◆ ACTIVITY ◆
Note each line in the data holding the string "name" and report it.

--- START ---

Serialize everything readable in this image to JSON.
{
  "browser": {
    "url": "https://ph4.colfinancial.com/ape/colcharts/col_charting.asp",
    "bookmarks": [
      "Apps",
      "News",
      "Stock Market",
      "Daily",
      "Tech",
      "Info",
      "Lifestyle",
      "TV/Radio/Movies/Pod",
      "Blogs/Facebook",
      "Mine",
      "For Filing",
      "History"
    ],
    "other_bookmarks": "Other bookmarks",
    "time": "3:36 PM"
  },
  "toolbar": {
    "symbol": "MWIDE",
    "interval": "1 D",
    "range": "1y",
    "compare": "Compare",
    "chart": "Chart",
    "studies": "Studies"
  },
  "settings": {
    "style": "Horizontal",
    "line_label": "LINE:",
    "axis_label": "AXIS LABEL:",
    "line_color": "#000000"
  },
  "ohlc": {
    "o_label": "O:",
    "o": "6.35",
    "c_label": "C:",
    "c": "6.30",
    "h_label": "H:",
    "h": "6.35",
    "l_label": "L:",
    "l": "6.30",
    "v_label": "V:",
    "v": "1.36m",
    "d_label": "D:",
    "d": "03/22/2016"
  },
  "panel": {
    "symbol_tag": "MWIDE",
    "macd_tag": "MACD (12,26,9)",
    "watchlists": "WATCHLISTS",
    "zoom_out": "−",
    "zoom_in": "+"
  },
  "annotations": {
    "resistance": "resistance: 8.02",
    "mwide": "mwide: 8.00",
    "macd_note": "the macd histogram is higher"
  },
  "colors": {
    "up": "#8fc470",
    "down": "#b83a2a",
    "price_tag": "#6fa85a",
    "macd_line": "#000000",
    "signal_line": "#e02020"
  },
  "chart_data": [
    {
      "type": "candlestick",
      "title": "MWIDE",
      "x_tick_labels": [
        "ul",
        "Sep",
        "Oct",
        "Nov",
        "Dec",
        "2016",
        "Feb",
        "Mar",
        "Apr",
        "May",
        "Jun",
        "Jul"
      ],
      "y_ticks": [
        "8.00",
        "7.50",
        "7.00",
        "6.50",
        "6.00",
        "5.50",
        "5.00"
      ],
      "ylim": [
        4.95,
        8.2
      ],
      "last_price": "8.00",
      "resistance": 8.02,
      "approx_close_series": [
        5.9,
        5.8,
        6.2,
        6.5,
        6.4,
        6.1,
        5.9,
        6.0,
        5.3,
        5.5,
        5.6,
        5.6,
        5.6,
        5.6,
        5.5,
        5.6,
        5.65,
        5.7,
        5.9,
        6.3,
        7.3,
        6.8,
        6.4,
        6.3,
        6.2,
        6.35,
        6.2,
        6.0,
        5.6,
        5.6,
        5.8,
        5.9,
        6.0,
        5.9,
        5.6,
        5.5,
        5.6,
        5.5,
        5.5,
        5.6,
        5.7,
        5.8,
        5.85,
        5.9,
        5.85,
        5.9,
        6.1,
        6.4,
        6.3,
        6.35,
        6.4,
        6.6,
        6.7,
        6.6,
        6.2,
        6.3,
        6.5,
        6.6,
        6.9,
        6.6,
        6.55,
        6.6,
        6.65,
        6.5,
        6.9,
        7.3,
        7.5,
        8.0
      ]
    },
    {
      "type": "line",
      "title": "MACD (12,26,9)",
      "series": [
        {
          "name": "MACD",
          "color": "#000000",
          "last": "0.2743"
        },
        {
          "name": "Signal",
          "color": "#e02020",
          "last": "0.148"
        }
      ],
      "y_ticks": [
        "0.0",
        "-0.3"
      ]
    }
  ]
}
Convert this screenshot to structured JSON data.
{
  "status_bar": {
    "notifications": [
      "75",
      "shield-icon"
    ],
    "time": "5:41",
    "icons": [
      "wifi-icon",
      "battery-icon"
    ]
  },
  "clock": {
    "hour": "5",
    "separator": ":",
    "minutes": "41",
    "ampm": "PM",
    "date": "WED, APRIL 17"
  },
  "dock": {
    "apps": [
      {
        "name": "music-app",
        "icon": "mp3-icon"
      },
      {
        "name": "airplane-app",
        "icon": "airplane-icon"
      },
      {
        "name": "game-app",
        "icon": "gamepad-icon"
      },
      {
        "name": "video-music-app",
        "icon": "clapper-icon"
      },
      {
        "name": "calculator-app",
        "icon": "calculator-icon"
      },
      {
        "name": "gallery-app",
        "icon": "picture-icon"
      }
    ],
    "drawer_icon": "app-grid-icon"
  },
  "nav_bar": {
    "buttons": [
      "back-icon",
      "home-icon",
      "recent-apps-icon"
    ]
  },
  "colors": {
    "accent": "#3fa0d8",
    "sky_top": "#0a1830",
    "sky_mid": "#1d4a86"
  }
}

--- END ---

◆ ANSWER AREA ◆
          "name": "MACD",
          "name": "Signal",
        "name": "music-app",
        "name": "airplane-app",
        "name": "game-app",
        "name": "video-music-app",
        "name": "calculator-app",
        "name": "gallery-app",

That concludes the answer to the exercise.